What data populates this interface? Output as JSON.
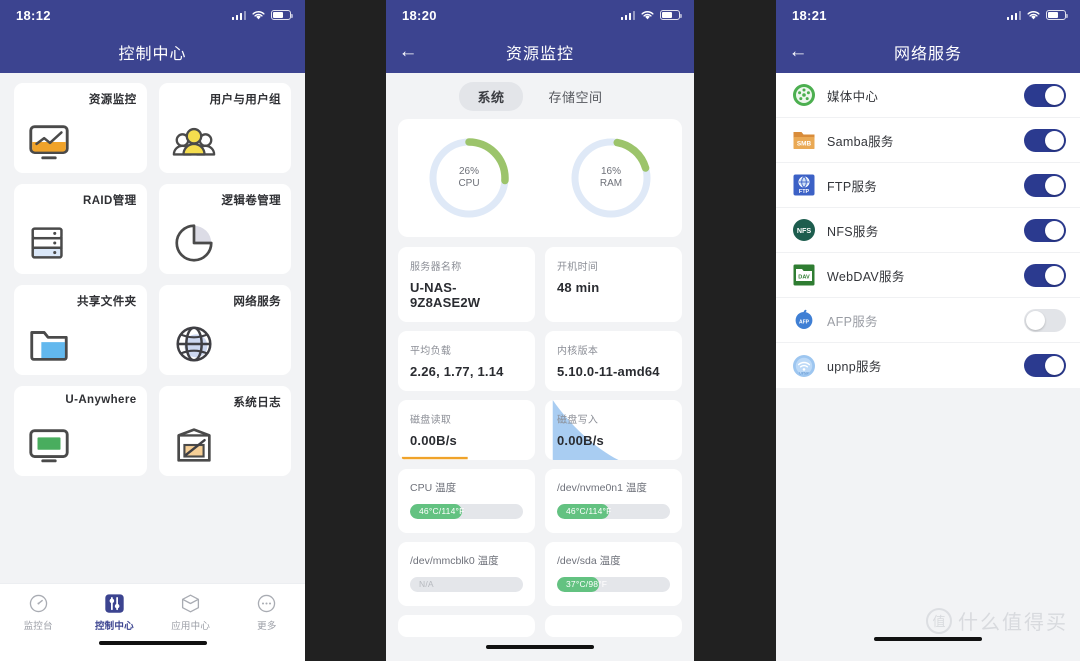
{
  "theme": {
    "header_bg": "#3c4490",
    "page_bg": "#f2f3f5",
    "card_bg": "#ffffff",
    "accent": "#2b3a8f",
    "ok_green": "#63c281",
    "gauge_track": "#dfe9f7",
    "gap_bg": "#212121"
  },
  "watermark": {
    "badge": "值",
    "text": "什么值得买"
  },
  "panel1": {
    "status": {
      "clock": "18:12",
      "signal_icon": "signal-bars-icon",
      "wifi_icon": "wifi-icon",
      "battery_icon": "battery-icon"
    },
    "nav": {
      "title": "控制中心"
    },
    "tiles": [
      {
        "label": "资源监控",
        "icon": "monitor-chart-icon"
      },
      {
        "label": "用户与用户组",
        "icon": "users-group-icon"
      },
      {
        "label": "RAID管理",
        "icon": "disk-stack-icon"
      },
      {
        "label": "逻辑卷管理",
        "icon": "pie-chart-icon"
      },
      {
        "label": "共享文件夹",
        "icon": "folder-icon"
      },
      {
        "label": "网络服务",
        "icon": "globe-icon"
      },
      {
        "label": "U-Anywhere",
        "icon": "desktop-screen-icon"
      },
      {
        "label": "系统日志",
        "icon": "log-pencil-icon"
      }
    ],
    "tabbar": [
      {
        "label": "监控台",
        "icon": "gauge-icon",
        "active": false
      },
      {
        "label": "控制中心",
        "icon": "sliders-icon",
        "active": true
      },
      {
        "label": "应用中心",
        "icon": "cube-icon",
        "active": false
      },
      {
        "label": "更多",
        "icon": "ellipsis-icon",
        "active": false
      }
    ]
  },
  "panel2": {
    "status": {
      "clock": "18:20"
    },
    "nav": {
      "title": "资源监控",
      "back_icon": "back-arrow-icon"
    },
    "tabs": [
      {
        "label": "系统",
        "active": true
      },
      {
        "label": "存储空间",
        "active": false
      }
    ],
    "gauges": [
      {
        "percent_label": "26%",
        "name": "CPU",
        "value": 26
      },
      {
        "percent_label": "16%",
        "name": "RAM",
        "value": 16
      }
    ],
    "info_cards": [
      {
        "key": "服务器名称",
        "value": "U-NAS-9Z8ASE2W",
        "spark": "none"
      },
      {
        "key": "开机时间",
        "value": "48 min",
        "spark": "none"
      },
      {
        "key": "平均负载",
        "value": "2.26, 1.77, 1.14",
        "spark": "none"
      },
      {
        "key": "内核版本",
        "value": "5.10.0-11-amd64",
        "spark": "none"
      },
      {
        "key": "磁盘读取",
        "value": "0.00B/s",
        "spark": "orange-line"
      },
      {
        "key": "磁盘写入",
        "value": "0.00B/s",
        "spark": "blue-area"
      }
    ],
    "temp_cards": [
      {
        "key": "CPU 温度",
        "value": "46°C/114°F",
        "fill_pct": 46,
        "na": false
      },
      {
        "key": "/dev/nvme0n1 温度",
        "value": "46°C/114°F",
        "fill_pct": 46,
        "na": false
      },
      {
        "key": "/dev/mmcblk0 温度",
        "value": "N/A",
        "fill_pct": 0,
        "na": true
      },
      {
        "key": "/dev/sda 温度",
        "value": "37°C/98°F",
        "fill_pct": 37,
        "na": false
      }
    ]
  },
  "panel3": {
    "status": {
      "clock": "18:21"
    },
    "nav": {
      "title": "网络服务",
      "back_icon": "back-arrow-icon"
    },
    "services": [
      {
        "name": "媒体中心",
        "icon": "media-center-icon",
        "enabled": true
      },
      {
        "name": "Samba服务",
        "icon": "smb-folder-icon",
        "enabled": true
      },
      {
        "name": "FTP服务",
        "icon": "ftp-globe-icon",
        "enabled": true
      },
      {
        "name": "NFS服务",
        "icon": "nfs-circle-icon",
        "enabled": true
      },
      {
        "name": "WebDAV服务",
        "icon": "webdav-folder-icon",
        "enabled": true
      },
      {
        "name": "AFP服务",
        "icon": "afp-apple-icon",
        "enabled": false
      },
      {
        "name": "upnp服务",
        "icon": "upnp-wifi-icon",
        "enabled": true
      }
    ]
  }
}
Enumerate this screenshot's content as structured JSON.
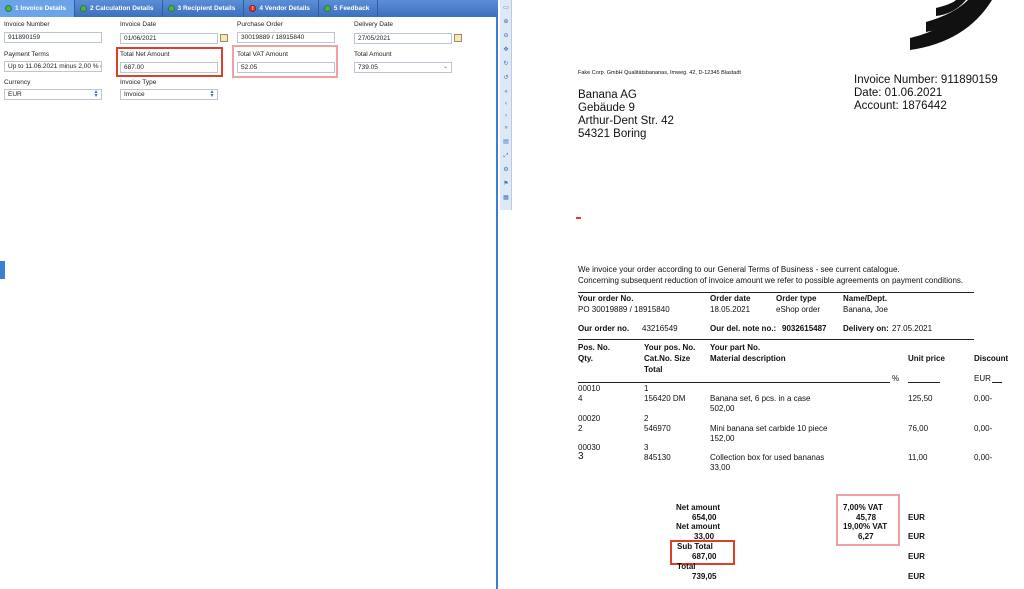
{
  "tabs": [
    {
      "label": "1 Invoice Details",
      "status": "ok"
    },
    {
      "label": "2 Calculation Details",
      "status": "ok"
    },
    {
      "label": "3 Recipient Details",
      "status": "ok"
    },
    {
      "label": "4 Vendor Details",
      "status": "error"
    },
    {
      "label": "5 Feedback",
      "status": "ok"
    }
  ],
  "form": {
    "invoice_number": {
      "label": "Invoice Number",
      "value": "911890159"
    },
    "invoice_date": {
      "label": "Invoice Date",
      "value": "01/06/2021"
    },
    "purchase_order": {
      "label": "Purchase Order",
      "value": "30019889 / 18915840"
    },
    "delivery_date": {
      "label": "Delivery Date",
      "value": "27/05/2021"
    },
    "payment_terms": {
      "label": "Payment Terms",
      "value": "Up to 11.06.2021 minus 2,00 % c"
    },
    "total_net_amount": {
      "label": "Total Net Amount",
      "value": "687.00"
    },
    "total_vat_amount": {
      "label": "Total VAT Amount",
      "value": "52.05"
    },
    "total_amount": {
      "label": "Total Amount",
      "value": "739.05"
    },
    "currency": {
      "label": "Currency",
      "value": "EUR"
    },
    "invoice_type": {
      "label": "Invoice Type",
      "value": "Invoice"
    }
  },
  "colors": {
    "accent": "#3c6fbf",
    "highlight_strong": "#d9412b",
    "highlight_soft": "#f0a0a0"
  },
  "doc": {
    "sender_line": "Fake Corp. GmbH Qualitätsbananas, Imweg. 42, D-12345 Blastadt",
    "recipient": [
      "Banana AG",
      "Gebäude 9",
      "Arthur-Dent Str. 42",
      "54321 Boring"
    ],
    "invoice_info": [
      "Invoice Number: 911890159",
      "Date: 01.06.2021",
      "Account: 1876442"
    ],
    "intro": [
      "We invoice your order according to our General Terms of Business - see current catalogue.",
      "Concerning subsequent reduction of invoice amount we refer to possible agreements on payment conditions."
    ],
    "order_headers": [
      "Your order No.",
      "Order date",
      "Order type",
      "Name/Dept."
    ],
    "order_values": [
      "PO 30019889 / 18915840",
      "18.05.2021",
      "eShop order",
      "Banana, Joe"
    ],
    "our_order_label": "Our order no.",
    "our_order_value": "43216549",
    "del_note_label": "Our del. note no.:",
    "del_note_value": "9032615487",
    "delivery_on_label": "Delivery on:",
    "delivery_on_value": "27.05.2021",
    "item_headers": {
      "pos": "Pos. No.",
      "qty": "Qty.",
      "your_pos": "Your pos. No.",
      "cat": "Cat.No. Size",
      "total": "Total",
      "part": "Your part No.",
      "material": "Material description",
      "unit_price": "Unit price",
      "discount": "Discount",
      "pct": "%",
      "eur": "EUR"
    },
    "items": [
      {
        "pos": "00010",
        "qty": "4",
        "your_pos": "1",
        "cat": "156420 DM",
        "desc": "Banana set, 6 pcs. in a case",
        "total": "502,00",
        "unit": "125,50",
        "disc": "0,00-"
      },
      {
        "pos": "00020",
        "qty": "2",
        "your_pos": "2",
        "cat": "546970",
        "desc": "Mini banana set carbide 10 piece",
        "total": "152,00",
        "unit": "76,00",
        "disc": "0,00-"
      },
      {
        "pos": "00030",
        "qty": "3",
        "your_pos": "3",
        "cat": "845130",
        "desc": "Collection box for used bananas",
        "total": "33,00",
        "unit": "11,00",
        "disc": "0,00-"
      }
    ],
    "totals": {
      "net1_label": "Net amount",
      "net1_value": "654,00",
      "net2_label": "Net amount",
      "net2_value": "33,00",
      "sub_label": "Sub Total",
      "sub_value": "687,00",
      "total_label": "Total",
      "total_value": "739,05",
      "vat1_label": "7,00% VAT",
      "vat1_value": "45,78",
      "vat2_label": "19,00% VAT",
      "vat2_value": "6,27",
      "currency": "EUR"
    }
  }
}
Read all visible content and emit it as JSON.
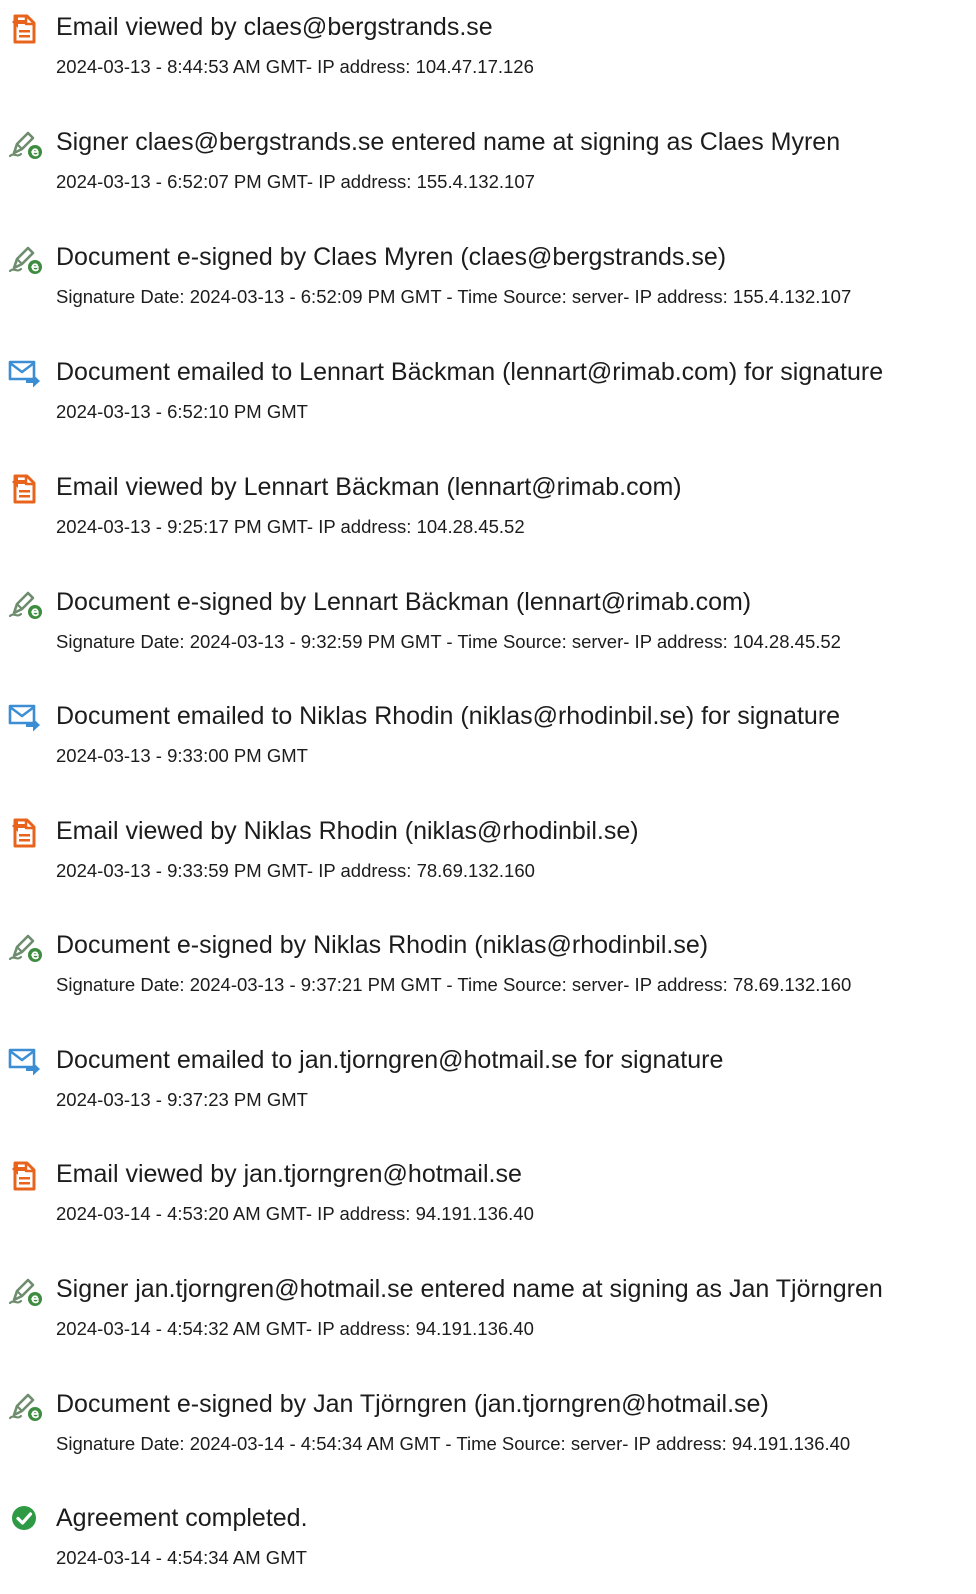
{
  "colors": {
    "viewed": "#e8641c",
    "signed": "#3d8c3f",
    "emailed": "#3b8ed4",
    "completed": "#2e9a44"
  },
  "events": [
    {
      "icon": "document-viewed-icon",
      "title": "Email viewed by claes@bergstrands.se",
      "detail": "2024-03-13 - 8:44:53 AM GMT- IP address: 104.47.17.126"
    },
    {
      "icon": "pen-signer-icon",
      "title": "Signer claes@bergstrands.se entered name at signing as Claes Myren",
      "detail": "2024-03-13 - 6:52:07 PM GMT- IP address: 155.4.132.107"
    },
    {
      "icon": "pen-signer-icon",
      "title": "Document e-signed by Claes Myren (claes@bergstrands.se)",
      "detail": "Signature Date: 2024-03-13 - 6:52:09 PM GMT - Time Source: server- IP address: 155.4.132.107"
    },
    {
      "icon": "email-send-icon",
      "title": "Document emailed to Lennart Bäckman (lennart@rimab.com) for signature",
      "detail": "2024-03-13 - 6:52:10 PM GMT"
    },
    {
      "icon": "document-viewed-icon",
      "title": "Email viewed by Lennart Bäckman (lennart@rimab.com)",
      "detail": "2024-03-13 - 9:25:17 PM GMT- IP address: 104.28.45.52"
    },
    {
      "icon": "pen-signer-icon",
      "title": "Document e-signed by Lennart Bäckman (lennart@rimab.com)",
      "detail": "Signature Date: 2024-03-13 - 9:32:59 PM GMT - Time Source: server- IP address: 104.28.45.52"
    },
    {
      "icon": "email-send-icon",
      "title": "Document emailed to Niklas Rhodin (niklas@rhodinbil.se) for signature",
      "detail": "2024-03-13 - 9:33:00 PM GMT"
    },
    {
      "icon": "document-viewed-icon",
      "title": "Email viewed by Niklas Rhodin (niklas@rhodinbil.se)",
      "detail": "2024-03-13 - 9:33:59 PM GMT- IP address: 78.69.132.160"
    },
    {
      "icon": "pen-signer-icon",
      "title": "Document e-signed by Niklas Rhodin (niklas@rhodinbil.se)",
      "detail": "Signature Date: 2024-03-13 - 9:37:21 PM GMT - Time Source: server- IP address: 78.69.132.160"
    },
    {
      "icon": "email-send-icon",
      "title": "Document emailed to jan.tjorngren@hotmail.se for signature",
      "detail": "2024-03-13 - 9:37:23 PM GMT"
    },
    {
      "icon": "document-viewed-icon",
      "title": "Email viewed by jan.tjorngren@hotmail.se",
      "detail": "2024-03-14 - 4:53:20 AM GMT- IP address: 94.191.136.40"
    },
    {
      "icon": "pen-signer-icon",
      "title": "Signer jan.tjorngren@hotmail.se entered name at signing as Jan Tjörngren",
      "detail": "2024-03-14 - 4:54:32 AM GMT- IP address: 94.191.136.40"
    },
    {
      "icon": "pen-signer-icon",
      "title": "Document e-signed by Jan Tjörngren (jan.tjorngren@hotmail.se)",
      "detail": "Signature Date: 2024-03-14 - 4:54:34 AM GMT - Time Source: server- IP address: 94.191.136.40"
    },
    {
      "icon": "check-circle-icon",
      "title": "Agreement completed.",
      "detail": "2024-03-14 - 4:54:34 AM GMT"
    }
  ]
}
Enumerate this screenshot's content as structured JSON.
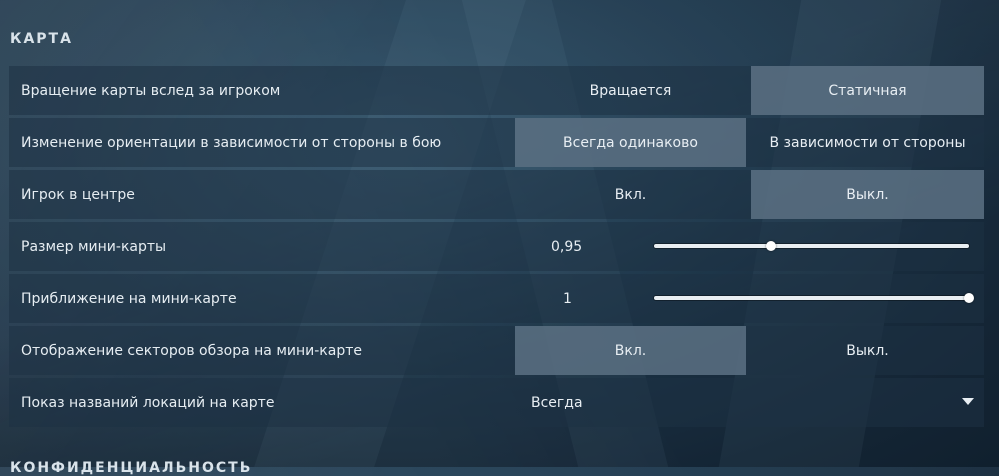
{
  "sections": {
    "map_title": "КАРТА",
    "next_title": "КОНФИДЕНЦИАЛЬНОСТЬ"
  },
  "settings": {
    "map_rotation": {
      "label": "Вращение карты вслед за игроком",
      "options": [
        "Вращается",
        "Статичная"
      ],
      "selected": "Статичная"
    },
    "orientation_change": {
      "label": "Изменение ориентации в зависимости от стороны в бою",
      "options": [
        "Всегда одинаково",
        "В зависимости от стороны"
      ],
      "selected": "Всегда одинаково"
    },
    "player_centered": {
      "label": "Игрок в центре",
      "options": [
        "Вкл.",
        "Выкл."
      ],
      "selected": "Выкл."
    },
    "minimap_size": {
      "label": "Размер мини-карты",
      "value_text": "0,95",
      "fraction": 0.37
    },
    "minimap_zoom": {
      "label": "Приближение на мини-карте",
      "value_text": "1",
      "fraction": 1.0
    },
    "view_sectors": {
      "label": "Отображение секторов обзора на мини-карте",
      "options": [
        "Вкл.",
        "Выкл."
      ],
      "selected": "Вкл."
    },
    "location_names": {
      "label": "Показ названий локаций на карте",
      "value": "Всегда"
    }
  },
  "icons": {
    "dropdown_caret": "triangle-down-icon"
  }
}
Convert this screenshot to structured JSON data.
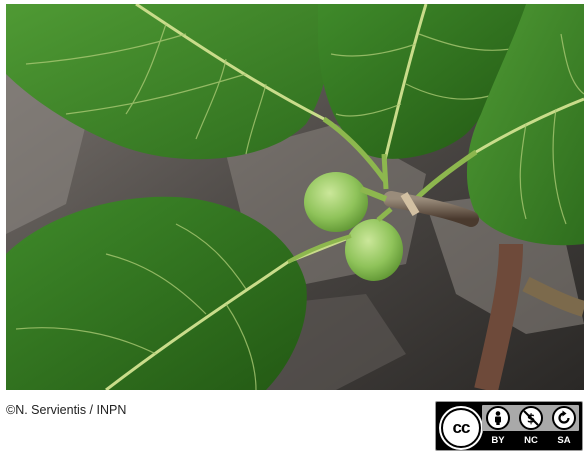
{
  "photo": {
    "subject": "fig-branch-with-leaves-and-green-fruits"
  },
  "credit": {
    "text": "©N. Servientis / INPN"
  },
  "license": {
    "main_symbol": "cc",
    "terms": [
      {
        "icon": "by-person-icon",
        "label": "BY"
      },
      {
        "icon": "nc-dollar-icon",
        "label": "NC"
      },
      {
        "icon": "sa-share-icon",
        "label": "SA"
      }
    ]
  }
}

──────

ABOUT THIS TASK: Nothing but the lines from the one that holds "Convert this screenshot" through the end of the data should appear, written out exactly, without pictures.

WRITTEN SOLUTION:
Convert this screenshot to structured JSON data.
{
  "photo": {
    "subject": "fig-branch-with-leaves-and-green-fruits"
  },
  "credit": {
    "text": "©N. Servientis / INPN"
  },
  "license": {
    "main_symbol": "cc",
    "terms": [
      {
        "icon": "by-person-icon",
        "label": "BY"
      },
      {
        "icon": "nc-dollar-icon",
        "label": "NC"
      },
      {
        "icon": "sa-share-icon",
        "label": "SA"
      }
    ]
  }
}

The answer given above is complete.